[[ EXCERPTED RECORDS open ]]
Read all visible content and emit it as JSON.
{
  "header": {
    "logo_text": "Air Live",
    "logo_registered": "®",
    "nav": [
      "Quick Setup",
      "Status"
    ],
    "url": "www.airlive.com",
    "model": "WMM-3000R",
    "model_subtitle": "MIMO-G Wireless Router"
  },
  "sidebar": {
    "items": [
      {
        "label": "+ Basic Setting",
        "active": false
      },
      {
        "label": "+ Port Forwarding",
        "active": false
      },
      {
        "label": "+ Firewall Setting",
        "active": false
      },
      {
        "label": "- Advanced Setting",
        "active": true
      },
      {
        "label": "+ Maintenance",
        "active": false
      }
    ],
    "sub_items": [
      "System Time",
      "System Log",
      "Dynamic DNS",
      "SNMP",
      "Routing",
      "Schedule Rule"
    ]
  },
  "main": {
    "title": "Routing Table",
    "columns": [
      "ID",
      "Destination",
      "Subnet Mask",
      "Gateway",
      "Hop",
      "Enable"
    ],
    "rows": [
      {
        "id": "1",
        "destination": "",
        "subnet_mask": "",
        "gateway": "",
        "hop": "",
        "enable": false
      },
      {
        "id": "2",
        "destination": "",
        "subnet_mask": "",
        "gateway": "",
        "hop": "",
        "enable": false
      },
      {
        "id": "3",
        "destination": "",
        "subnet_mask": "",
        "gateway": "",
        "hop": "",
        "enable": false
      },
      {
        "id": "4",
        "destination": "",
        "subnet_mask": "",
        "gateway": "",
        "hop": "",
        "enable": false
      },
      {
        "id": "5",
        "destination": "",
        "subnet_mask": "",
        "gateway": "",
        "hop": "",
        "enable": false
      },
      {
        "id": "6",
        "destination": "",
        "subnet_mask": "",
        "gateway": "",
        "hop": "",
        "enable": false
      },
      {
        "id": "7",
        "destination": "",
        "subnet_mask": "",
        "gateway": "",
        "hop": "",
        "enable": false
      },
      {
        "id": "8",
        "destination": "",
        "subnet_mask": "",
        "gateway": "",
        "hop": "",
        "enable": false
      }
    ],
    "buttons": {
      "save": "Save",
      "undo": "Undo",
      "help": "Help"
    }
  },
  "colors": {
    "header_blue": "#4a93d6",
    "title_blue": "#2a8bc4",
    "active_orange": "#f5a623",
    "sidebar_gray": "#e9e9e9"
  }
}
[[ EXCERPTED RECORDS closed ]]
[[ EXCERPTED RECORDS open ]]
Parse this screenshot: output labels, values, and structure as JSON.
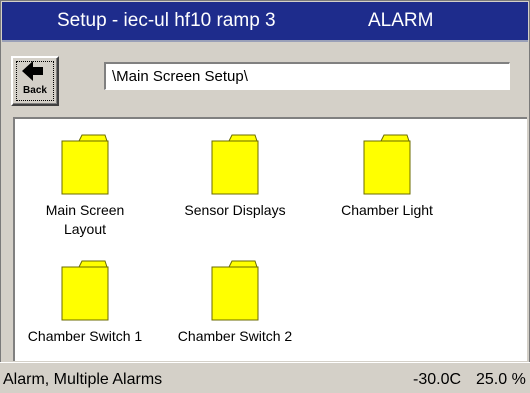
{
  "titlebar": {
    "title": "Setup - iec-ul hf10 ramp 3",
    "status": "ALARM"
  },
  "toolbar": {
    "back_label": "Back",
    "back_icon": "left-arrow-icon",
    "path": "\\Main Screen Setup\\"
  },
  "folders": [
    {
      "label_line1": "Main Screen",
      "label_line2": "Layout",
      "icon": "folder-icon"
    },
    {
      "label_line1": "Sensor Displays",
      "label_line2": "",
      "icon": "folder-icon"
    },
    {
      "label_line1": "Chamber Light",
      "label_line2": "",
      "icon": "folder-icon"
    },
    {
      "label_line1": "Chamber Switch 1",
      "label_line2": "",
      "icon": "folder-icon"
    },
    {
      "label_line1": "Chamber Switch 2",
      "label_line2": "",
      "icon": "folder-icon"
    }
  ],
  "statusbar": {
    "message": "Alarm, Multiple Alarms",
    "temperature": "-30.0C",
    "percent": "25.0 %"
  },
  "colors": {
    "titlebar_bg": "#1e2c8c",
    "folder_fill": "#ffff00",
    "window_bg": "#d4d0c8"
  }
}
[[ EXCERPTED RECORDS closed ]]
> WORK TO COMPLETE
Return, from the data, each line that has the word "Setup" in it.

> TASK OUTPUT
      "Quick Setup",
    "title": "Setup - iec-ul hf10 ramp 3",
    "path": "\\Main Screen Setup\\"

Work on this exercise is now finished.